Give a verbatim copy of the lines below, minus the pictures.
(Record excerpts)
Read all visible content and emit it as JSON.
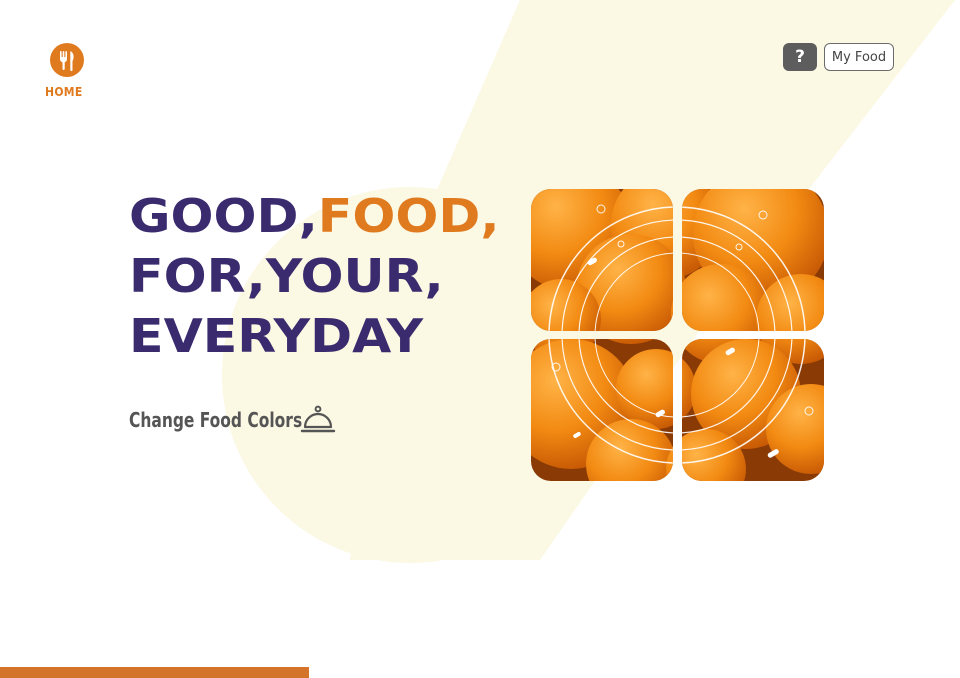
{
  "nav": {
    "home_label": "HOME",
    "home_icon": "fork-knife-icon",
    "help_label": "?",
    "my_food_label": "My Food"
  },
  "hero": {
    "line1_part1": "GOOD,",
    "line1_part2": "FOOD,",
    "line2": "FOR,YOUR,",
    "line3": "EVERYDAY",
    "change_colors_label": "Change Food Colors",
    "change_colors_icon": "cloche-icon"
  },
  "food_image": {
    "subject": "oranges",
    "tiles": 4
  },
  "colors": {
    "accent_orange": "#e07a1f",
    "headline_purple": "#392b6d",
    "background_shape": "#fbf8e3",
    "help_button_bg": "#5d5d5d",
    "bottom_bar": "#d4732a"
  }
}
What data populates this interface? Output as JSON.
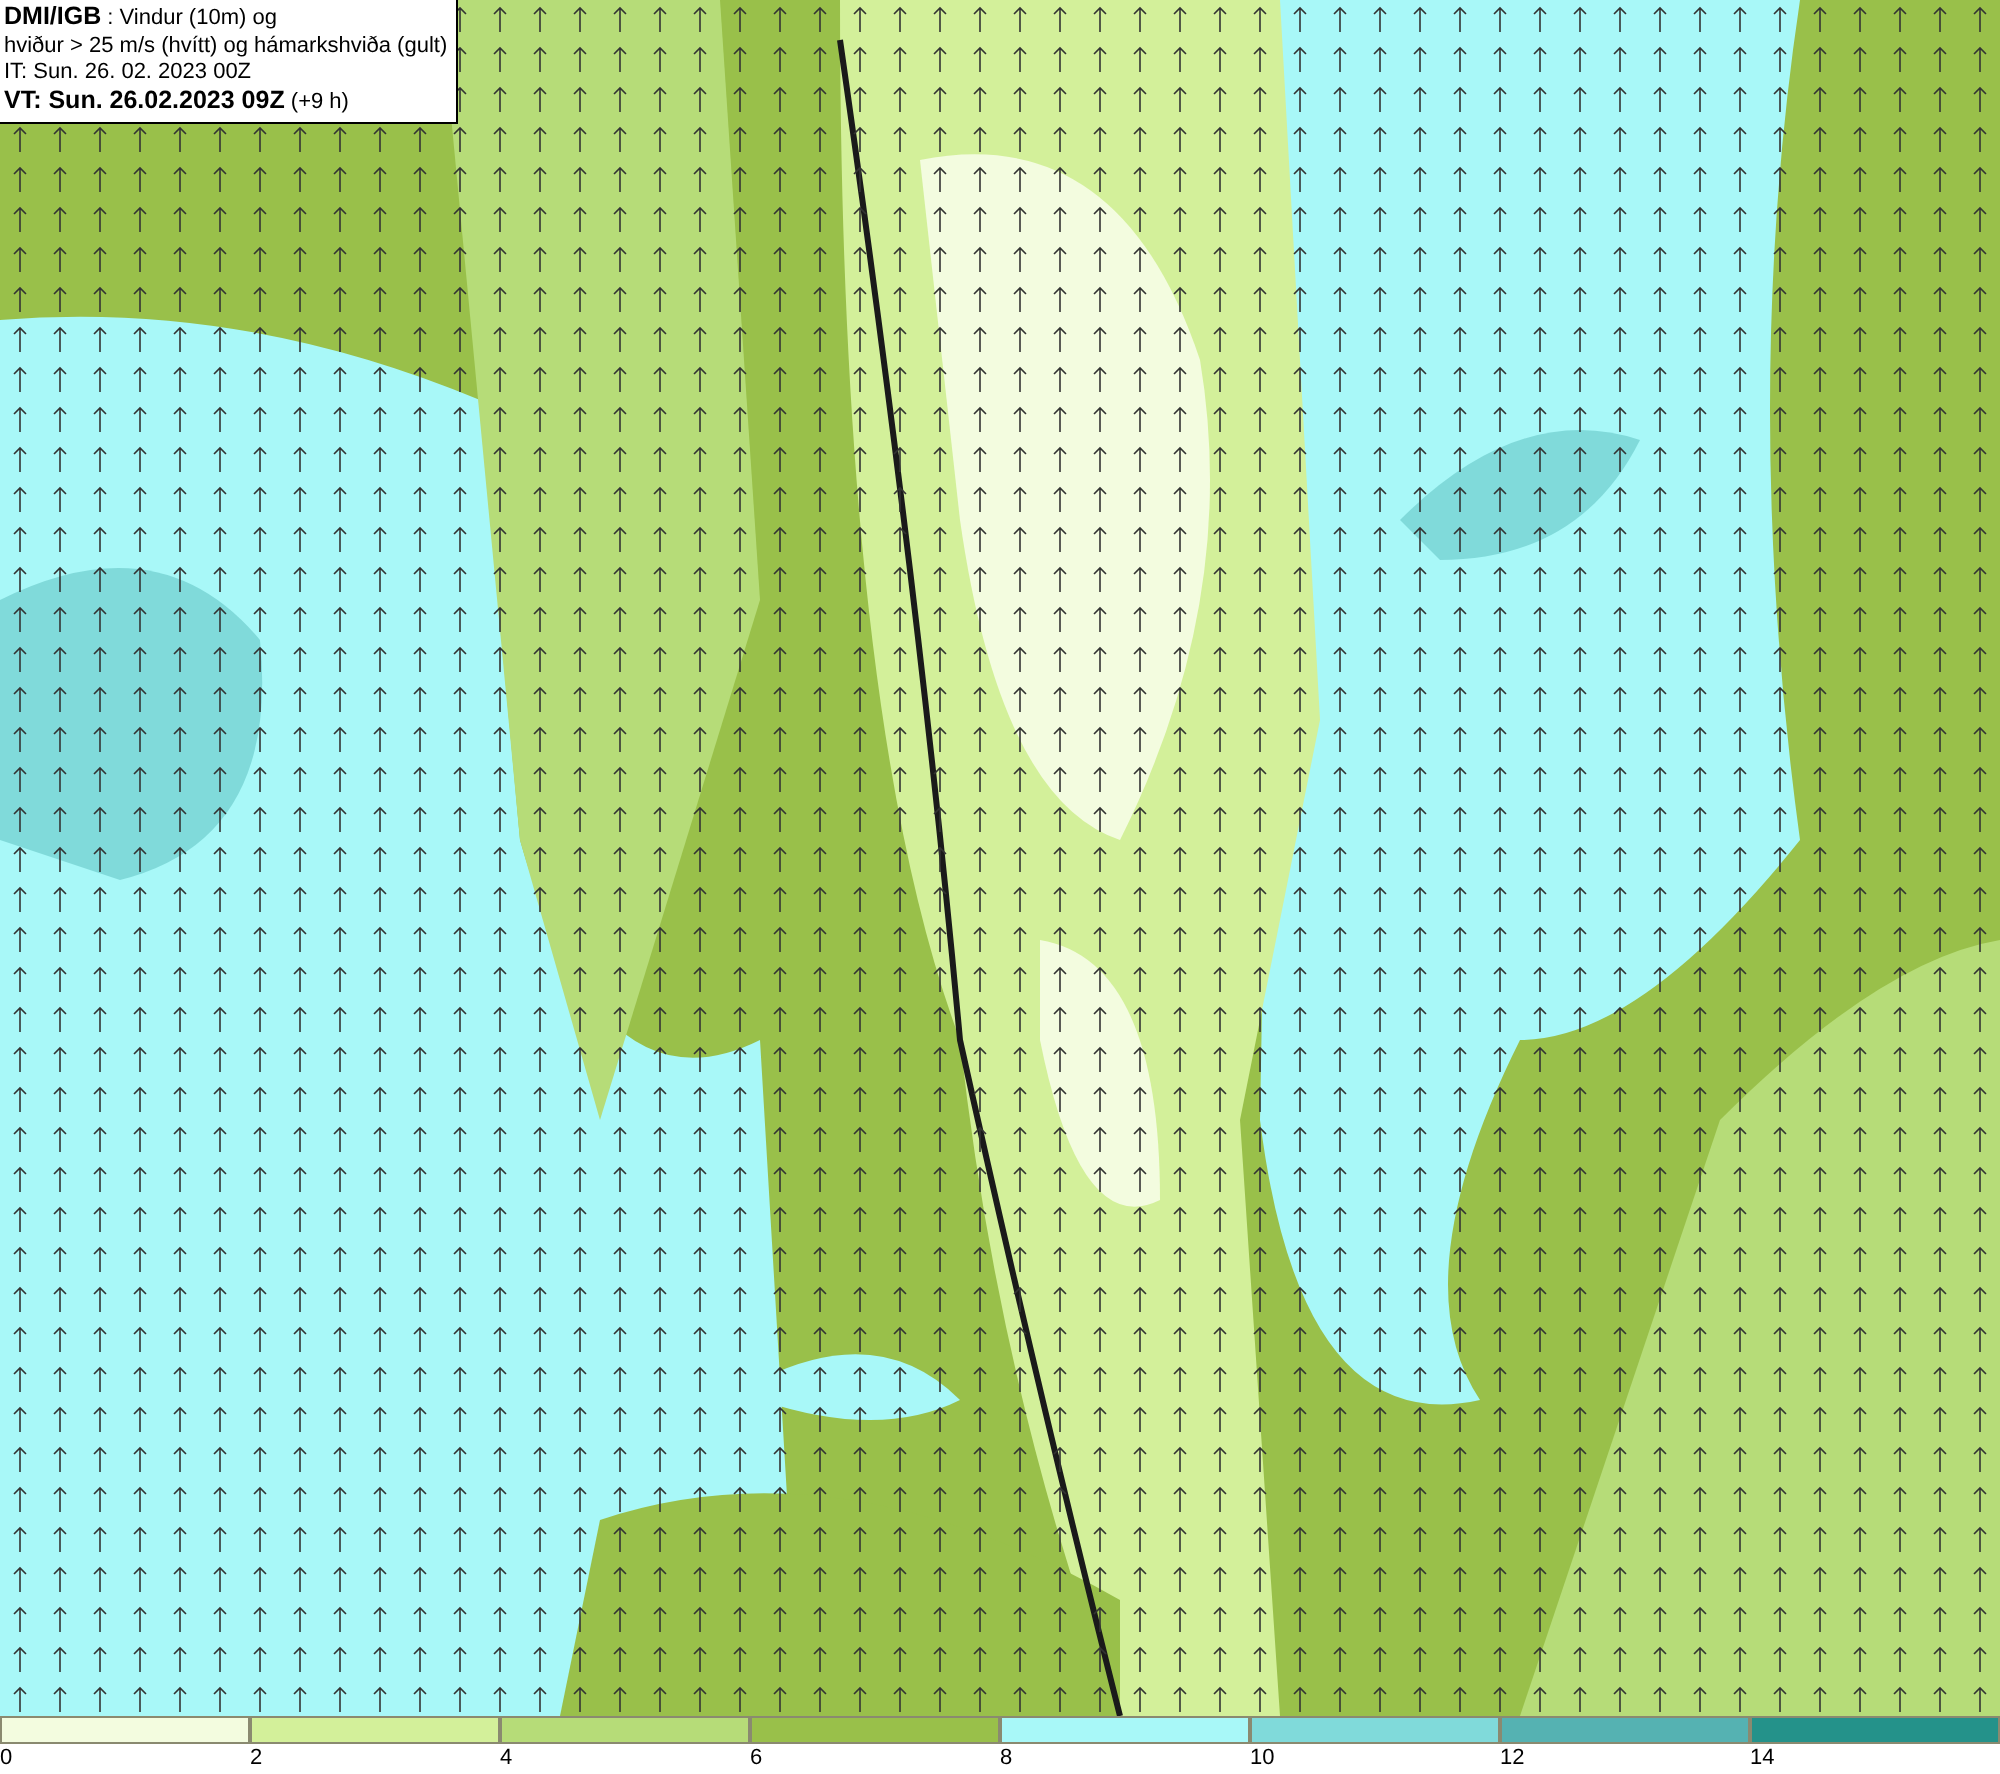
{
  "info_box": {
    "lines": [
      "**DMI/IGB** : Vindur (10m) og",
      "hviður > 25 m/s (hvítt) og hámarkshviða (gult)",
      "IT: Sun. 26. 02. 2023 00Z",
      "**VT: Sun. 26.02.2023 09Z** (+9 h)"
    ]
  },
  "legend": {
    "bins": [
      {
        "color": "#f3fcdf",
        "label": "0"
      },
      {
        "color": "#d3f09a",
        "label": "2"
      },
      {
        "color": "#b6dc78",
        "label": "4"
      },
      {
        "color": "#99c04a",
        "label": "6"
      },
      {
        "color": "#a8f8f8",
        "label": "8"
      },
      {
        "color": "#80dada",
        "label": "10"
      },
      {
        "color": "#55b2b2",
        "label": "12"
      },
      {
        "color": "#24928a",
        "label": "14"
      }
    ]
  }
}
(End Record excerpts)
▶ **Response for this exercise**:
Read all visible content and emit it as JSON.
{
  "nav": {
    "home_label": "HOME",
    "home_icon": "fork-knife-icon",
    "help_label": "?",
    "my_food_label": "My Food"
  },
  "hero": {
    "line1_part1": "GOOD,",
    "line1_part2": "FOOD,",
    "line2": "FOR,YOUR,",
    "line3": "EVERYDAY",
    "change_colors_label": "Change Food Colors",
    "change_colors_icon": "cloche-icon"
  },
  "food_image": {
    "subject": "oranges",
    "tiles": 4
  },
  "colors": {
    "accent_orange": "#e07a1f",
    "headline_purple": "#392b6d",
    "background_shape": "#fbf8e3",
    "help_button_bg": "#5d5d5d",
    "bottom_bar": "#d4732a"
  }
}
What data populates this interface? Output as JSON.
{
  "info_box": {
    "lines": [
      "**DMI/IGB** : Vindur (10m) og",
      "hviður > 25 m/s (hvítt) og hámarkshviða (gult)",
      "IT: Sun. 26. 02. 2023 00Z",
      "**VT: Sun. 26.02.2023 09Z** (+9 h)"
    ]
  },
  "legend": {
    "bins": [
      {
        "color": "#f3fcdf",
        "label": "0"
      },
      {
        "color": "#d3f09a",
        "label": "2"
      },
      {
        "color": "#b6dc78",
        "label": "4"
      },
      {
        "color": "#99c04a",
        "label": "6"
      },
      {
        "color": "#a8f8f8",
        "label": "8"
      },
      {
        "color": "#80dada",
        "label": "10"
      },
      {
        "color": "#55b2b2",
        "label": "12"
      },
      {
        "color": "#24928a",
        "label": "14"
      }
    ]
  }
}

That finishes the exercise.